Check every line of the data for the word "this", and copy those that have it.
--------------------------------
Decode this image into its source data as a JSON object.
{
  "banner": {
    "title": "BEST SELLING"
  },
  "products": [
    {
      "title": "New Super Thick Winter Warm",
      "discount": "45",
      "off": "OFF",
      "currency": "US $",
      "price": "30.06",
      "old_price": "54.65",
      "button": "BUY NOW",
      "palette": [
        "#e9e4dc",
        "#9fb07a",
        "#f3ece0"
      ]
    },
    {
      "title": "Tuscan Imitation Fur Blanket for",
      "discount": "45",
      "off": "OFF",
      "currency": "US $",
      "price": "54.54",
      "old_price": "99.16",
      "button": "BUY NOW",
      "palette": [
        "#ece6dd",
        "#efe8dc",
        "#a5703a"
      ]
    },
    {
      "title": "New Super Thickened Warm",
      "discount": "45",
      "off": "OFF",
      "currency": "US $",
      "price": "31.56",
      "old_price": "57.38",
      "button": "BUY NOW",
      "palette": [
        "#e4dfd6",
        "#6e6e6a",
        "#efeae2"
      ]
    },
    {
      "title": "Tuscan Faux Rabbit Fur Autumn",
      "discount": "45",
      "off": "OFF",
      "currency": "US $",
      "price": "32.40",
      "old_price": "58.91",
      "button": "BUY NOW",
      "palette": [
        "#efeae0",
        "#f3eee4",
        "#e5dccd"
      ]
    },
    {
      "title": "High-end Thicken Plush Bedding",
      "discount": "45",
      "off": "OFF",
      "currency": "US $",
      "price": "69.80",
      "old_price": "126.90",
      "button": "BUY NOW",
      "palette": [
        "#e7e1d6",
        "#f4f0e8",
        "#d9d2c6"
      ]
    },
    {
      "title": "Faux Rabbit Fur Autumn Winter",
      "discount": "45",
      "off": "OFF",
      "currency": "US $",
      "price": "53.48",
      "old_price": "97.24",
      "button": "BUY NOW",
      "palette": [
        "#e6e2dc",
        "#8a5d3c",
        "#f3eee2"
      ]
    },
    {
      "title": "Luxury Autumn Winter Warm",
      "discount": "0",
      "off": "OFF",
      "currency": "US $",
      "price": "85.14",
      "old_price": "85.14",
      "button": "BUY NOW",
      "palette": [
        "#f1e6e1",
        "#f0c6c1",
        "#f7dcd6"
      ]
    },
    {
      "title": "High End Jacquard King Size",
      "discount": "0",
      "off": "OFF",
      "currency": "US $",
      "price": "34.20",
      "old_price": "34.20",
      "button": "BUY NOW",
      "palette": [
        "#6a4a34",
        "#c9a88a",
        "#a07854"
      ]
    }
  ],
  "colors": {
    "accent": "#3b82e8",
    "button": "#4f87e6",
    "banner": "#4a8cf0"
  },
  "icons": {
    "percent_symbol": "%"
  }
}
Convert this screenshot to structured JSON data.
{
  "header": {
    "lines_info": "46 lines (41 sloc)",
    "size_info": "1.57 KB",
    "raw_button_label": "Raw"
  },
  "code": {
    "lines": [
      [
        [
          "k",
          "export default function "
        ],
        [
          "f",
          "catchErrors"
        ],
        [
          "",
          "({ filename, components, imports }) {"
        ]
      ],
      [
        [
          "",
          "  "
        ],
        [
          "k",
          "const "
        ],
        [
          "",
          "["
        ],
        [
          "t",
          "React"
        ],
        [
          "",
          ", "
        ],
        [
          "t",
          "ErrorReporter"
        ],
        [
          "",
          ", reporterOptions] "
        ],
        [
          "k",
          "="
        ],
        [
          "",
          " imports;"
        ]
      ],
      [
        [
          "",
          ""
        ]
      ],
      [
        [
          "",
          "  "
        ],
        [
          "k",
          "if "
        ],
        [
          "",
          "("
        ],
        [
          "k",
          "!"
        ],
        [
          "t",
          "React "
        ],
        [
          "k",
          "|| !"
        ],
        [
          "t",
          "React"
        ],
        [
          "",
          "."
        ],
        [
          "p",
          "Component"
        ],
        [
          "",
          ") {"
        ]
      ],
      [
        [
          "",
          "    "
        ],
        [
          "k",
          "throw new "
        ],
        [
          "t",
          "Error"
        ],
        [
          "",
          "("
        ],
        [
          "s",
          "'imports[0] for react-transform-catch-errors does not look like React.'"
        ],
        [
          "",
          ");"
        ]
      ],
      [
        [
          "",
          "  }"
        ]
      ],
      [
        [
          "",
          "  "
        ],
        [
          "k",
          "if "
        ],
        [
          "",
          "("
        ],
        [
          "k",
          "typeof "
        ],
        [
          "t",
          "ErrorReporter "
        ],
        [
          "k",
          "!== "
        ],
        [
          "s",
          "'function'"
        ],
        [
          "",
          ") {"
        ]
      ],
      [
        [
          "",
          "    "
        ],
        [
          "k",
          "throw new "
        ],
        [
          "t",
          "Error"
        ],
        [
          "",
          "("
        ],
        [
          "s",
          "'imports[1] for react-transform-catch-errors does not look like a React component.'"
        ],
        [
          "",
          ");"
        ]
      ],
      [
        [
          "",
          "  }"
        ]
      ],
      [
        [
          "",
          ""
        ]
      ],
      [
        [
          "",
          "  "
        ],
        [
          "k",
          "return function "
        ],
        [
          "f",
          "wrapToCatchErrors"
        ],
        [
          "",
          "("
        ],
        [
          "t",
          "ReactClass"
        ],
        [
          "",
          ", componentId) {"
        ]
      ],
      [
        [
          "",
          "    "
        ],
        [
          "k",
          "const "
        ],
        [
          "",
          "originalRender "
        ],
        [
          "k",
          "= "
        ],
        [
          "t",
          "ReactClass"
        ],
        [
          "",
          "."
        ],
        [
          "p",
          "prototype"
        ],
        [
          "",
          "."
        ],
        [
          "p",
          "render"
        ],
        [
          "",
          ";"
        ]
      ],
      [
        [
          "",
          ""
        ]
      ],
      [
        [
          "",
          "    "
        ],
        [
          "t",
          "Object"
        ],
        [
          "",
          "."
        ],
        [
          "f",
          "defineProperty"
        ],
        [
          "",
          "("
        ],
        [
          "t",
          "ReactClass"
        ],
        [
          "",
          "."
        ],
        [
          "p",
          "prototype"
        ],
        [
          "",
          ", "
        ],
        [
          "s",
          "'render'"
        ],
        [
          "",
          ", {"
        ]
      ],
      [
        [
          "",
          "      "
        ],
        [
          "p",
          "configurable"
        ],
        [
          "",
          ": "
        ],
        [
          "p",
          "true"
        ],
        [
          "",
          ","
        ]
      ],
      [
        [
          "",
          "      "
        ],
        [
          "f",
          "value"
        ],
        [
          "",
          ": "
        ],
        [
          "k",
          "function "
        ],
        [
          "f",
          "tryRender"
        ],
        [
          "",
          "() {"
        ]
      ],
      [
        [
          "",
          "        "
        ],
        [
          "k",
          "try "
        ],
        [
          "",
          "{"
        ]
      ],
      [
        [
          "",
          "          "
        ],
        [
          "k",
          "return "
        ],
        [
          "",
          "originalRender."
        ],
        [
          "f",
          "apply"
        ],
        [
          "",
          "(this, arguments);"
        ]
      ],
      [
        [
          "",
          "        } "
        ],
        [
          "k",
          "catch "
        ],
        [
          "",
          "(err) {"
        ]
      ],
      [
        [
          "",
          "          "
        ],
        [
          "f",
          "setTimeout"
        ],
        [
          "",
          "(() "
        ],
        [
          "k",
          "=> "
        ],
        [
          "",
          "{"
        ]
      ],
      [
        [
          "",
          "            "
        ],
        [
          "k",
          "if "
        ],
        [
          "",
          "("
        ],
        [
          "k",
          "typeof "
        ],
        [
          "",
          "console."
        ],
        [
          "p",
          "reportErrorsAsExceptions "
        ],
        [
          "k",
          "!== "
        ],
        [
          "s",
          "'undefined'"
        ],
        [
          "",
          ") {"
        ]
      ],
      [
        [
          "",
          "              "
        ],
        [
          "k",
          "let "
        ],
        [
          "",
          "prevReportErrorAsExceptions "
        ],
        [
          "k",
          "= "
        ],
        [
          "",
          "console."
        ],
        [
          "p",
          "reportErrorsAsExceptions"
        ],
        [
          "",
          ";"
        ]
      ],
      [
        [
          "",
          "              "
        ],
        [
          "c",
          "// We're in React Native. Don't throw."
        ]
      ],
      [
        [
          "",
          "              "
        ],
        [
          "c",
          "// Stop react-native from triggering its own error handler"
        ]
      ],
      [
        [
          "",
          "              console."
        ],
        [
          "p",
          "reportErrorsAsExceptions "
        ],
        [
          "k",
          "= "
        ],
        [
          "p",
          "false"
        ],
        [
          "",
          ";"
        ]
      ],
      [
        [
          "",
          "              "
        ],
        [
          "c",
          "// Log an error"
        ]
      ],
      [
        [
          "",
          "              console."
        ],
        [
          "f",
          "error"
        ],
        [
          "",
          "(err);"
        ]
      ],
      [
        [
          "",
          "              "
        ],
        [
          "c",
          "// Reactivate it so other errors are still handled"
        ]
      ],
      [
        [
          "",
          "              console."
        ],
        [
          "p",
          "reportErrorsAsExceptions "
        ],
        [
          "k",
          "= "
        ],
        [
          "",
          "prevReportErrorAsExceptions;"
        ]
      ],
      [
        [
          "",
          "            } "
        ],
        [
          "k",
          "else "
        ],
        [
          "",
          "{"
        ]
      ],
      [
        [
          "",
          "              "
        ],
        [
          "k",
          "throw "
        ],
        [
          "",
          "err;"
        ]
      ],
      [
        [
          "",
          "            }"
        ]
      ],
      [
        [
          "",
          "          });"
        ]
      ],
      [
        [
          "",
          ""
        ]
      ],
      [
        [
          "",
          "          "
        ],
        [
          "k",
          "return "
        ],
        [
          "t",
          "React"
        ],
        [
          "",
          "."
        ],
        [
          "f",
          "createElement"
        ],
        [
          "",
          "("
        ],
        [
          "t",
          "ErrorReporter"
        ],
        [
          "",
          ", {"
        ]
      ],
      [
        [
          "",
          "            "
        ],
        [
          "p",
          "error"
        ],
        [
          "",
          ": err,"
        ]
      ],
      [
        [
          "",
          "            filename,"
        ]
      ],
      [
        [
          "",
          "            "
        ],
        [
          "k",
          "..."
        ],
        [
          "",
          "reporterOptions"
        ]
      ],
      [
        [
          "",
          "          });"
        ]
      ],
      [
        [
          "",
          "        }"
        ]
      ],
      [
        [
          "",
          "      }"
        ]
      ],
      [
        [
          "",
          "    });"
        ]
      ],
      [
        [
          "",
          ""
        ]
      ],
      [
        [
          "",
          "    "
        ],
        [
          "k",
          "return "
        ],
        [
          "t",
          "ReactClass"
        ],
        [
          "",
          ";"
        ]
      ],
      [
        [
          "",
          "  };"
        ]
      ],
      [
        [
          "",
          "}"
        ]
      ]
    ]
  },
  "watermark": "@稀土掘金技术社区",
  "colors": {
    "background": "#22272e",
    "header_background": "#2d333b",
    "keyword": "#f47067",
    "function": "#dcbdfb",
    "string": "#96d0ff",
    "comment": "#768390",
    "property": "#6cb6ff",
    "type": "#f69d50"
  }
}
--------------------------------
▸ **OUTPUT**:
Decode this image into its source data as a JSON object.
Convert this screenshot to structured JSON data.
          "(this, arguments);"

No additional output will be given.